- Lotto Soudal to ride disc brakes only in 2020
- Movistar goes disc-only with SRAM, ending 37-year partnership with Campagnolo
- Bahrain McLaren to ride disc-only Merida road bikes in 2020
However, against all probable assumption, Cyclingnews can report that Bardet's bike does in fact work just fine. It was ridden to 2nd place on general classification at the Tour des Alpes Maritimes et du Var in February. Perhaps this is a true testament to his ability, or perhaps it's a reminder that the bike in your garage is just fine, and that when all this blows over, we should all get together and enjoy a ride, whatever bike you own.
Click through the gallery above for a closer look at Romain Bardet's Eddy Merckx Stockeu69
Romain Bardet's Eddy Merckx Stockeu69 full bike specifications
Frameset: Eddy Merkckx Stockeu69
Front brake: Shimano Dura-Ace R9100 rim brake
Rear brake: Shimano Dura-Ace R9100 rim brake
Brake/shift levers: Shimano Dura-Ace Di2 R9150
Front derailleur: Shimano Dura-Ace Di2 R9150
Rear derailleur: Shimano Dura-Ace Di2 R9150
Cassette: Shimano Dura-Ace Di2 R9100, 11-30T
Chain: KMC X11-SL Gold
Crankset: Rotor 2InPower power meter crankset, NoQ chainrings 53/39T
Wheelset: Mavic Comete Pro Carbon SL
Tyres race day: Vredestein Fortezza Senso Tri tubular
Tyres shown: Continental Pro Ltd tubular
Handlebars: Deda Alanera integrated bar/stem, 42cm
Handlebar tape: Lizard Skins
Stem: Deda Alanera integrated bar/stem, 140mm

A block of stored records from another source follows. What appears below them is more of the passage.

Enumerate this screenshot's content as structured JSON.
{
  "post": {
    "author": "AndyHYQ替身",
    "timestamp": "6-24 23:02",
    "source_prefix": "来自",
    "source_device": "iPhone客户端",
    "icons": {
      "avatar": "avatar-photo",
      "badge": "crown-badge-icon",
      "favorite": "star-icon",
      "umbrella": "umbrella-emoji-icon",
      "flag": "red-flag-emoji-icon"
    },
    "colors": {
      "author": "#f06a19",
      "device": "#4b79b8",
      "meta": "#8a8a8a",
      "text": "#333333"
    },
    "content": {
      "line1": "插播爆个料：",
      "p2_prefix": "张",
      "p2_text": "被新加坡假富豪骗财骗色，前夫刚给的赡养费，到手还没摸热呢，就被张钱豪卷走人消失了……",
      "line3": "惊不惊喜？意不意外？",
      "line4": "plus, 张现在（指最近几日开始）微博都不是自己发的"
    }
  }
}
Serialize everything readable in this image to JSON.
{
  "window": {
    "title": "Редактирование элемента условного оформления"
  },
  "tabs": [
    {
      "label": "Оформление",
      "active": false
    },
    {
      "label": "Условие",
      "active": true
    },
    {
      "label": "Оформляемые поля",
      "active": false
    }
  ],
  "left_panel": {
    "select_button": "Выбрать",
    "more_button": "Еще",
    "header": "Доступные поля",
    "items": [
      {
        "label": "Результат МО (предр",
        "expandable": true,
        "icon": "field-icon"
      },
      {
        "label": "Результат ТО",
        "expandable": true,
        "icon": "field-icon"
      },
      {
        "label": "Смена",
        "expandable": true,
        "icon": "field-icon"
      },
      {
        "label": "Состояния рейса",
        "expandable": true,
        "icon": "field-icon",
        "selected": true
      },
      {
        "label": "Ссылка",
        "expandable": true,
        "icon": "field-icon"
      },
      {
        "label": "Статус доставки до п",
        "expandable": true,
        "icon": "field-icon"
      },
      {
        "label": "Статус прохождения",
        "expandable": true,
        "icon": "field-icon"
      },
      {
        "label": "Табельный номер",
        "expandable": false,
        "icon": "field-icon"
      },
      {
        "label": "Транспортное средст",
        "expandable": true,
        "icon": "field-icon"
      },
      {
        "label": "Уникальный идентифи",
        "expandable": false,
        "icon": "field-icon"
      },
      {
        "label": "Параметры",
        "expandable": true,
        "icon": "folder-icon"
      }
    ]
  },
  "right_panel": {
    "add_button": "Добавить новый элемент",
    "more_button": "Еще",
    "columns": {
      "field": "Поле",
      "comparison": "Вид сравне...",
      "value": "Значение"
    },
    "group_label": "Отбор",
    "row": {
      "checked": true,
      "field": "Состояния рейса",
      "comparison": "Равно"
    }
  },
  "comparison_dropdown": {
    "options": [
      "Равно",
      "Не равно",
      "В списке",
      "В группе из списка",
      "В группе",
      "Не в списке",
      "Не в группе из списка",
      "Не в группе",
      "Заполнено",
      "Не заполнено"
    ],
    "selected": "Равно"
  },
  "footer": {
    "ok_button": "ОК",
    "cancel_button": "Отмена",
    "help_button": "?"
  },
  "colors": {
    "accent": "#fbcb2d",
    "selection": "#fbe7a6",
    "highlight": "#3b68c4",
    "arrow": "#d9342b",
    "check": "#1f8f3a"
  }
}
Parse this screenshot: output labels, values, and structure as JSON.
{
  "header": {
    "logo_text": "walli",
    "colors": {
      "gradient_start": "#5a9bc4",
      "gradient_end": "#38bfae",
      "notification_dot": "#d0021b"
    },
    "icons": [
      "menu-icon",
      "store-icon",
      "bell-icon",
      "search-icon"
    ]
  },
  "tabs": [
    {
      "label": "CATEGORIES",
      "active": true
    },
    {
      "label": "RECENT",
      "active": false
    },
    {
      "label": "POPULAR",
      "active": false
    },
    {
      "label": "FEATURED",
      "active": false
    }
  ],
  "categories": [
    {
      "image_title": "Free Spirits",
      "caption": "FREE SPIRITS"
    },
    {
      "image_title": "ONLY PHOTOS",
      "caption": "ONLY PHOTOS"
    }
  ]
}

Pedals: Look Keo Blade Carbon Ceramic Ti
Saddle: Fizik Arione 00
Seat post: Deda Superleggero, 25mm set back
Bottle cages: Elite Vico Custom Race Plus
Accessories: K-Edge number holder
Computer: Garmin Edge 530, not shown
Rider height: 1.82m
Seat height (from bottom bracket at centre): 760mm
Saddle nose to handlebars (at stem): 610mm